Challenging dyslexia with drama classes

Drive for Literacy, run jointly by ARK Schools and the Driver Youth Trust, supports pupils who need extra help with reading and writing. Working across several ARK schools, the programme helps teachers to identify children with dyslexia and give them the support they need.

Last month was Dyslexia Awareness Week – a perfect opportunity to highlight the work of Drive for Literacy. The hub of activity was at ARK Brunel Primary Academy, where we ran a series of drama workshops based on the works of Roald Dahl who, as well as being one of the best-loved children’s authors of all time, also had dyslexia. The workshops encouraged pupils to communicate with confidence.

Arwen Burnett, founder of children’s theatre company Dramatic Dreams, ran the workshops. She said: “I think one of the key challenges of dyslexia is children’s confidence as they struggle with the written word. Drama really helps because we take it away from the page – children can become the characters and speak those words for themselves. It really helps them to understand stories.”

Nicola Acton Smith, Special Educational Needs Co-ordinator at ARK Brunel, explained that she is working with Drive for Literacy to screen all Year 1 children to support any pupils experiencing difficulties with literacy. “Our hope is that, by the end of the screening, all the children who are struggling will have been picked up. We’ll know what the problem is, what we’re going to do, and can plan a course of action to ensure everybody is on track by secondary school.”

Raising awareness
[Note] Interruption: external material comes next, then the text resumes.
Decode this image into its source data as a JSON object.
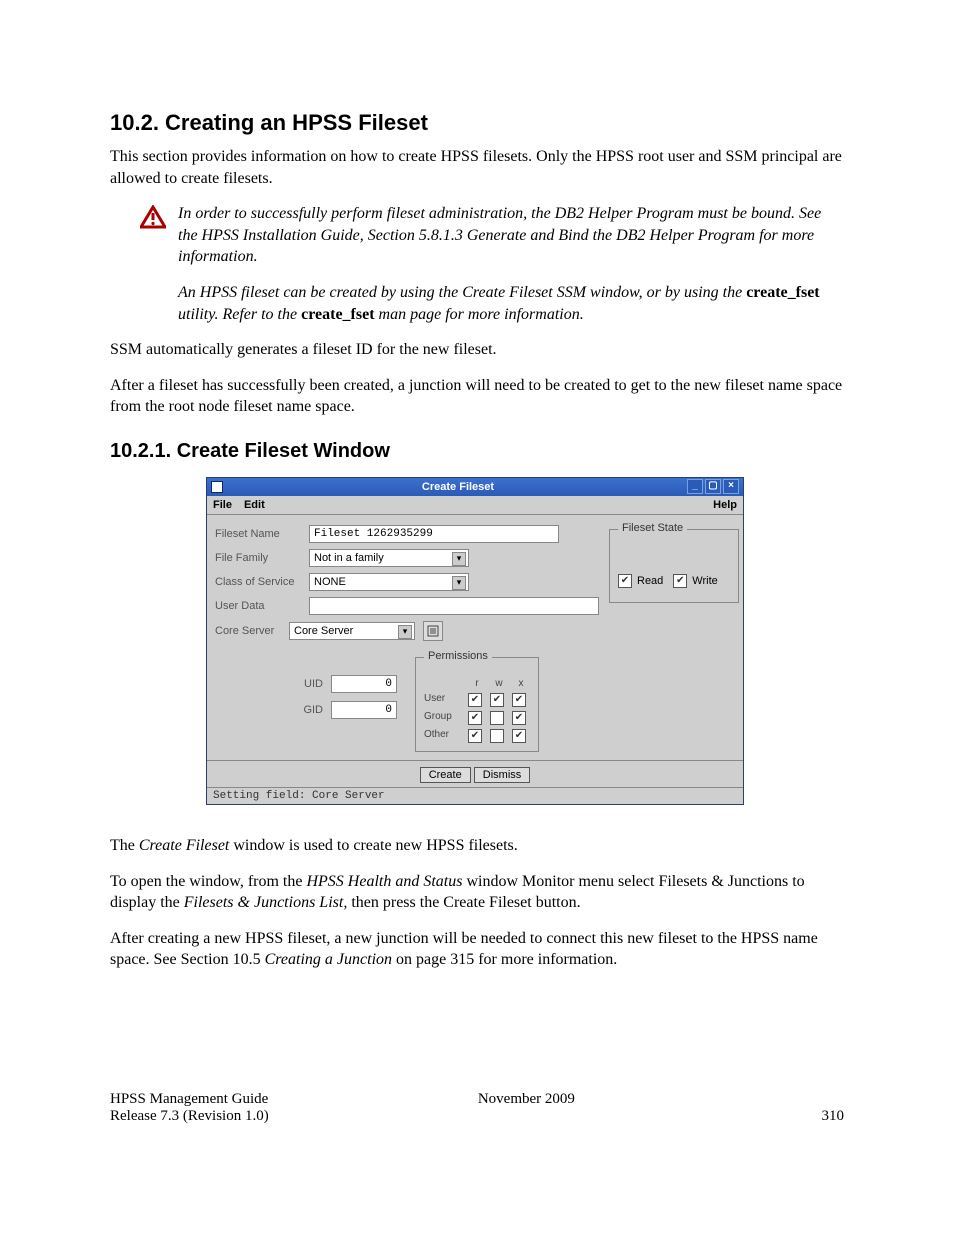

ARK Brunel head teacher Dominic Smith explained why it was so important for both students and teachers to understand more about dyslexia: “Children are acutely aware of how well they’re doing – they’re constantly comparing themselves with their peers. Most pupils learn to read and write relatively easily, but where that doesn’t happen it has a huge impact on how they feel about themselves.
It’s a challenge for teachers because they always want to do their best for all children, but they don’t necessarily have the knowledge and skills to support children who are dyslexic, or who have other specialist needs. Raising awareness and the level of training and expertise that staff have can only help.”

Find out more about our language and literacy work here.